What is needed: Where does the word "username" appear in the data? Copy every line that holds it.

Given information:
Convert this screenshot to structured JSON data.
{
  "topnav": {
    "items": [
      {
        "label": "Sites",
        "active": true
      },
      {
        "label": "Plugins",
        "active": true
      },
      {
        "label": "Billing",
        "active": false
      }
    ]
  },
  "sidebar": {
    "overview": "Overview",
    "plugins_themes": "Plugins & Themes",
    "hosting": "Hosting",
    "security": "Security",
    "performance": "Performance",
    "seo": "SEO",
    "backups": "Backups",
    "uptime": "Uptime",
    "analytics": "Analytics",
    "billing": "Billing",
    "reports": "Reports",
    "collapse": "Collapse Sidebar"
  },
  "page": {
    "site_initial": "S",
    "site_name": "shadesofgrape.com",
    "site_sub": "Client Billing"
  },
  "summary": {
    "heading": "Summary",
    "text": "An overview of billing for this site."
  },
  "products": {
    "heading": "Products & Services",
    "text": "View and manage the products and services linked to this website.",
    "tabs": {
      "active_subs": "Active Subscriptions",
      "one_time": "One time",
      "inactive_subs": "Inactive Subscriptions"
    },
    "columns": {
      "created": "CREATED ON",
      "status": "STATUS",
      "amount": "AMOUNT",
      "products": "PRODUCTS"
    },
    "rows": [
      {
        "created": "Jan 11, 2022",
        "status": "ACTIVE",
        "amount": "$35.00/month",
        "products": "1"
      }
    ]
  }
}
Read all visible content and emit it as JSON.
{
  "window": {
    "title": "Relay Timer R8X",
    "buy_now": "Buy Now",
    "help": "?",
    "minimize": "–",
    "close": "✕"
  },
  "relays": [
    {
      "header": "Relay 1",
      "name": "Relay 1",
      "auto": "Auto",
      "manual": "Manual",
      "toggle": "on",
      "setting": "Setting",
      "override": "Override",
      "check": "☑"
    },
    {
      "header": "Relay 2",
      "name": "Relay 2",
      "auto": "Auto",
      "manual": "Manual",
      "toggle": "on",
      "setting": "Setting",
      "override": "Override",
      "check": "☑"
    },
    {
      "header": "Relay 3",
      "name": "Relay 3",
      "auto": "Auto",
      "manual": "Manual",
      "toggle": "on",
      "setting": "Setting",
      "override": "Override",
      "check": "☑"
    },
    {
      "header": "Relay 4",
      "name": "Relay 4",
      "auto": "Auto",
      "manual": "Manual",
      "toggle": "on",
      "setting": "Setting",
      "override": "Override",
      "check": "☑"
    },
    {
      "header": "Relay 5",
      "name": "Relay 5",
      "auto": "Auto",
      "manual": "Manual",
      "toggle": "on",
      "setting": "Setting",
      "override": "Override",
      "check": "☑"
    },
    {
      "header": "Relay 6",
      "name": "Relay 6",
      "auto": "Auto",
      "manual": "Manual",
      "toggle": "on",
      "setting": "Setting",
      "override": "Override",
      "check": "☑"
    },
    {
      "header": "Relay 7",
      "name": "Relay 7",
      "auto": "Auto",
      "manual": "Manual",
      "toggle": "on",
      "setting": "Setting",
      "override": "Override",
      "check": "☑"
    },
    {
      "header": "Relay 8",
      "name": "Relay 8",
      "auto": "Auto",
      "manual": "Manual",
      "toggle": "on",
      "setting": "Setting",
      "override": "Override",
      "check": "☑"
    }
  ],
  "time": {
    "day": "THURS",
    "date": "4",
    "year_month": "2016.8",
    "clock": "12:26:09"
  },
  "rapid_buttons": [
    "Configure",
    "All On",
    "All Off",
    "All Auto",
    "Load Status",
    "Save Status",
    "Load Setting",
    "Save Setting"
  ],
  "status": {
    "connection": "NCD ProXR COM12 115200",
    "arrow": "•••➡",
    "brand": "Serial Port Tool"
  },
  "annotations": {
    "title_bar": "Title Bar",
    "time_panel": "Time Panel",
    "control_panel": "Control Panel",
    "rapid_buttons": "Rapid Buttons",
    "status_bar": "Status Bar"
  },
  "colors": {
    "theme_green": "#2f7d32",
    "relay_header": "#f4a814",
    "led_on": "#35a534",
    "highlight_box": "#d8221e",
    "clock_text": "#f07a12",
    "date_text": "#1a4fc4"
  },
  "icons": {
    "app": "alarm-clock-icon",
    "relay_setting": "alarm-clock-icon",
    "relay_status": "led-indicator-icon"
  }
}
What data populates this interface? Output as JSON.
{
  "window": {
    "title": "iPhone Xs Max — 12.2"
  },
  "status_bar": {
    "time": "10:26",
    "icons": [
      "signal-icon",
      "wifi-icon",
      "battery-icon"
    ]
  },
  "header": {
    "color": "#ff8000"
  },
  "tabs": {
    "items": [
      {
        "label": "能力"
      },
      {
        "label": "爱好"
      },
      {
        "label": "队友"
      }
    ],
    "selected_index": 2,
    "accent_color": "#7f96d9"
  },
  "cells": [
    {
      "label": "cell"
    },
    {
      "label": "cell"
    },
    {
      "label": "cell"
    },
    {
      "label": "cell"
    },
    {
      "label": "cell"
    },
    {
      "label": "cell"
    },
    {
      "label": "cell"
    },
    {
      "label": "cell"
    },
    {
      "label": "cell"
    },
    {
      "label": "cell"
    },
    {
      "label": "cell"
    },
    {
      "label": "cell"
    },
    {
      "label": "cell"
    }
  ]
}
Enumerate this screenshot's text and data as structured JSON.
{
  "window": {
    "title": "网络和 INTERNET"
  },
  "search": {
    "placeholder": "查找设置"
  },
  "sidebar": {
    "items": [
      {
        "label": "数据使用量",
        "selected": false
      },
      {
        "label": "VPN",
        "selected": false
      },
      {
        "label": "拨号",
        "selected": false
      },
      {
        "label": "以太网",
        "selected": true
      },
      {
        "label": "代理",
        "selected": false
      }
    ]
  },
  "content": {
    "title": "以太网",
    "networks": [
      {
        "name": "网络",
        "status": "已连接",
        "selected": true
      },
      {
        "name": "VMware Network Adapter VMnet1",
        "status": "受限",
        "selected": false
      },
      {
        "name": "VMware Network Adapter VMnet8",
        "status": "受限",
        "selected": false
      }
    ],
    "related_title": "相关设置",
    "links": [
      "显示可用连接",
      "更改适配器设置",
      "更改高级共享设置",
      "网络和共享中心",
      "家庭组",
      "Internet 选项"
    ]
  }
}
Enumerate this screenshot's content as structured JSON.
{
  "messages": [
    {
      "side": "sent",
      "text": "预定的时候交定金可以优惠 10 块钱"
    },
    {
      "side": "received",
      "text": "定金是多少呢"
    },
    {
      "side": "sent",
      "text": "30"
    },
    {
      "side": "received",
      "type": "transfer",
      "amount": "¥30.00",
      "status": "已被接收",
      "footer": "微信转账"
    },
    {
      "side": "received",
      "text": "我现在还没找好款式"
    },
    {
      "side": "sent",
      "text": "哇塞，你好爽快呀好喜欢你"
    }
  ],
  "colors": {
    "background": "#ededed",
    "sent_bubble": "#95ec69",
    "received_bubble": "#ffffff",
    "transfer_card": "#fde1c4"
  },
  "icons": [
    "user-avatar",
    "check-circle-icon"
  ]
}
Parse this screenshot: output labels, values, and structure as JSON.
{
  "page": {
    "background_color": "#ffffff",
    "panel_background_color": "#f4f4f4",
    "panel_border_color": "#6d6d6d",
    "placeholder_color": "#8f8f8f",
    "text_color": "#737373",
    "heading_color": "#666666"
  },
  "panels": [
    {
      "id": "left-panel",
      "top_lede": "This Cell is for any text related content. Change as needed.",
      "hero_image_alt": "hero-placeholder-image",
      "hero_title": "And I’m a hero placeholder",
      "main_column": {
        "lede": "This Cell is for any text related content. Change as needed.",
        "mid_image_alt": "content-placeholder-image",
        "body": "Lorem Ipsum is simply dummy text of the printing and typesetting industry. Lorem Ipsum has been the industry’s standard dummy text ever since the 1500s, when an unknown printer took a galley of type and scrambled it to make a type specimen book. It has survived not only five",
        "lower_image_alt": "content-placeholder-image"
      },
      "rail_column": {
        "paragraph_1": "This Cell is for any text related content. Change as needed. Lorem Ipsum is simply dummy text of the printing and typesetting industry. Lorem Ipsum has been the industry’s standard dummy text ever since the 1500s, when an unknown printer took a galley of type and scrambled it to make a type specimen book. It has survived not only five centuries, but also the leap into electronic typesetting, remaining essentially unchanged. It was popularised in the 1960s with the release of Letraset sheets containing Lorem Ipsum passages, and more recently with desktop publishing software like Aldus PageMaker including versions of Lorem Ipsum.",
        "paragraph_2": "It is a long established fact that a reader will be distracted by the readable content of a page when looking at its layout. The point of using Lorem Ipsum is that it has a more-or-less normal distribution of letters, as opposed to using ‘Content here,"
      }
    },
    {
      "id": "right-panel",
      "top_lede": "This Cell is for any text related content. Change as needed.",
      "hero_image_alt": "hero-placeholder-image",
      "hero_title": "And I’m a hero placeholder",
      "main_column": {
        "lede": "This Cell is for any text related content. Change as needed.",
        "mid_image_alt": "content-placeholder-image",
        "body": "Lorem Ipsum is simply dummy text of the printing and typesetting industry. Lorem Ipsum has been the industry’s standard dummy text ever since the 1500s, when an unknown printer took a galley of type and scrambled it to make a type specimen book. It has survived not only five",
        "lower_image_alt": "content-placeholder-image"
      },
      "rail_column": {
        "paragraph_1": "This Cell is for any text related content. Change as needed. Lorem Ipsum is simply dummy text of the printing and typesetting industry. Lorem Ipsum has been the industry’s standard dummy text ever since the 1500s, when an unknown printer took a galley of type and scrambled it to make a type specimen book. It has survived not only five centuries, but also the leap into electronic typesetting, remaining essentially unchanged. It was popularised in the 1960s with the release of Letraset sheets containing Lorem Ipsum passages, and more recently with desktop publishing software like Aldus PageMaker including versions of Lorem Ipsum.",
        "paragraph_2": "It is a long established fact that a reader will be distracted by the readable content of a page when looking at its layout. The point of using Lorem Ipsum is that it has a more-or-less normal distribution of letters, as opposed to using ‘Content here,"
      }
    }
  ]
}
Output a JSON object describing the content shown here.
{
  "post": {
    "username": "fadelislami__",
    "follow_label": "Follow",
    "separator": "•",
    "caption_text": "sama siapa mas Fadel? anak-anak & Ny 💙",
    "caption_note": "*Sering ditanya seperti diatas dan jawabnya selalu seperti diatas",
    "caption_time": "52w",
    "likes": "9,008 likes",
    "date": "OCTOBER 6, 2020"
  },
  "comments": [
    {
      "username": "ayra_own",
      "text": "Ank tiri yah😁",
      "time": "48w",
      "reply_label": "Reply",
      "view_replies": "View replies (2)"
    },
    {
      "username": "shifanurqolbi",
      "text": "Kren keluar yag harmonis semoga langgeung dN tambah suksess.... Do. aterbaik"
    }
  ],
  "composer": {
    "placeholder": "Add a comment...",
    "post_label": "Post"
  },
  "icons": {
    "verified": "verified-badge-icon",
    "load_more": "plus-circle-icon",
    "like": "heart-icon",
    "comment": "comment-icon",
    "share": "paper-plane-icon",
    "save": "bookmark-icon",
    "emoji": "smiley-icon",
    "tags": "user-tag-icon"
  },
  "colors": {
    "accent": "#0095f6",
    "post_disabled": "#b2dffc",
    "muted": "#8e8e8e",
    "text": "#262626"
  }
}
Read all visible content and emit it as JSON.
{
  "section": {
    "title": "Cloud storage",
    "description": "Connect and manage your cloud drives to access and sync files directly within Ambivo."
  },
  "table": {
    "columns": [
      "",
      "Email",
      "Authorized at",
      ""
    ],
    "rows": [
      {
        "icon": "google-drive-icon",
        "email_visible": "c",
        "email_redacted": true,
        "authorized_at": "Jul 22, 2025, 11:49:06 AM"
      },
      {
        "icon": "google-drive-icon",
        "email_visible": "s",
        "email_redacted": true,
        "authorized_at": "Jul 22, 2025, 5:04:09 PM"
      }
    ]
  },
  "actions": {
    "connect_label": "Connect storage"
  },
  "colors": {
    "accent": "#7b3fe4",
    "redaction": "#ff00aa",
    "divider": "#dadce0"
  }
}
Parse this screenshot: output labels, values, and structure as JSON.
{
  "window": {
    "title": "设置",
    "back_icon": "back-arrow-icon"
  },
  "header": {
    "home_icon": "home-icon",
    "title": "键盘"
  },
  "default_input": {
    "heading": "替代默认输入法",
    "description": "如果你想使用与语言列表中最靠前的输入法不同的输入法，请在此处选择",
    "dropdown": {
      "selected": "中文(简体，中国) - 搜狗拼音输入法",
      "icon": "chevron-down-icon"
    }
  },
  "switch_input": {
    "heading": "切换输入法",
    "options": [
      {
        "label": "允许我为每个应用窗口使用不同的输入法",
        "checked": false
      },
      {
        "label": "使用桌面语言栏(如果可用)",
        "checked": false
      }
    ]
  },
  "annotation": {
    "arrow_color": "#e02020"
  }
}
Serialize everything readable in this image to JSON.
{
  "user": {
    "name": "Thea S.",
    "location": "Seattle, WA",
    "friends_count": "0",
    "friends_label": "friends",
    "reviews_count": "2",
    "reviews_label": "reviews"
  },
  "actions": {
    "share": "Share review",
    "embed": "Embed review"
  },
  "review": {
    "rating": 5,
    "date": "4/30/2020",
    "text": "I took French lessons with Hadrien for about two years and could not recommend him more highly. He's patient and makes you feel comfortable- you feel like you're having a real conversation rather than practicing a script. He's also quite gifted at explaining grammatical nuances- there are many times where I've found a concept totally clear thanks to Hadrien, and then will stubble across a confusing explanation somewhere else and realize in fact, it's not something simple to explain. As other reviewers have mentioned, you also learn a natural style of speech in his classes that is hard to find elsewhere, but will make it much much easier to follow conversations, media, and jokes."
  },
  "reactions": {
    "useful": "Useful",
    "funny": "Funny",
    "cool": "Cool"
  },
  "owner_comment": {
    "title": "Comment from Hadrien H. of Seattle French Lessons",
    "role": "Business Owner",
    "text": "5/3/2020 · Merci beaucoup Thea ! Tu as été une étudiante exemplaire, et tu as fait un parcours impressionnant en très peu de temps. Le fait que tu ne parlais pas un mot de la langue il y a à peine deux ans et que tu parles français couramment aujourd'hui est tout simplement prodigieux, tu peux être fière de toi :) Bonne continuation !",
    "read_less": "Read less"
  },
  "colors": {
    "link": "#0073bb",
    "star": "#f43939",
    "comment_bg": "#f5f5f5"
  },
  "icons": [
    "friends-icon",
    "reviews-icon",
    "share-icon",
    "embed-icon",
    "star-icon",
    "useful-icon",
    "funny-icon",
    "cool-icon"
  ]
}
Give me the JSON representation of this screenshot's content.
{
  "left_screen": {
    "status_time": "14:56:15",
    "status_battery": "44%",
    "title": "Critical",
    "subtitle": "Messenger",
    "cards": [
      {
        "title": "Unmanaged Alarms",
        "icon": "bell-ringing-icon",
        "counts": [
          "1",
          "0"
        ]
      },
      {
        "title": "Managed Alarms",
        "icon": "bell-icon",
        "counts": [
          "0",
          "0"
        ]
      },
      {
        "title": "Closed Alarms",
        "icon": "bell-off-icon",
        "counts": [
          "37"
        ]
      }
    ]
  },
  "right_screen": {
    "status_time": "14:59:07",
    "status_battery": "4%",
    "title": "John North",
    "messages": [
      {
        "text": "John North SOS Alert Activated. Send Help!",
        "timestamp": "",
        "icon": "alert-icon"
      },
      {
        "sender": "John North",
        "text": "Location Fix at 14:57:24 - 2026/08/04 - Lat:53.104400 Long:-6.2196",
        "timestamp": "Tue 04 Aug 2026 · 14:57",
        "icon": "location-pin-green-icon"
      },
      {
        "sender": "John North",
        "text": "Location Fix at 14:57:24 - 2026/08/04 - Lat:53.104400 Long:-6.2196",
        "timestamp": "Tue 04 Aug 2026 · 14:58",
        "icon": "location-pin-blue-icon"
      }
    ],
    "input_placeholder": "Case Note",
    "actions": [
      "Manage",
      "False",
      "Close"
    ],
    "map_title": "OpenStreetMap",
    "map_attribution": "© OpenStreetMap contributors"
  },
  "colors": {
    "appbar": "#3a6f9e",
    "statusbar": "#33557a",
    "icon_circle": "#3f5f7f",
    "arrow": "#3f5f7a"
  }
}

Answer space:
    "username": "fadelislami__",
      "username": "ayra_own",
      "username": "shifanurqolbi",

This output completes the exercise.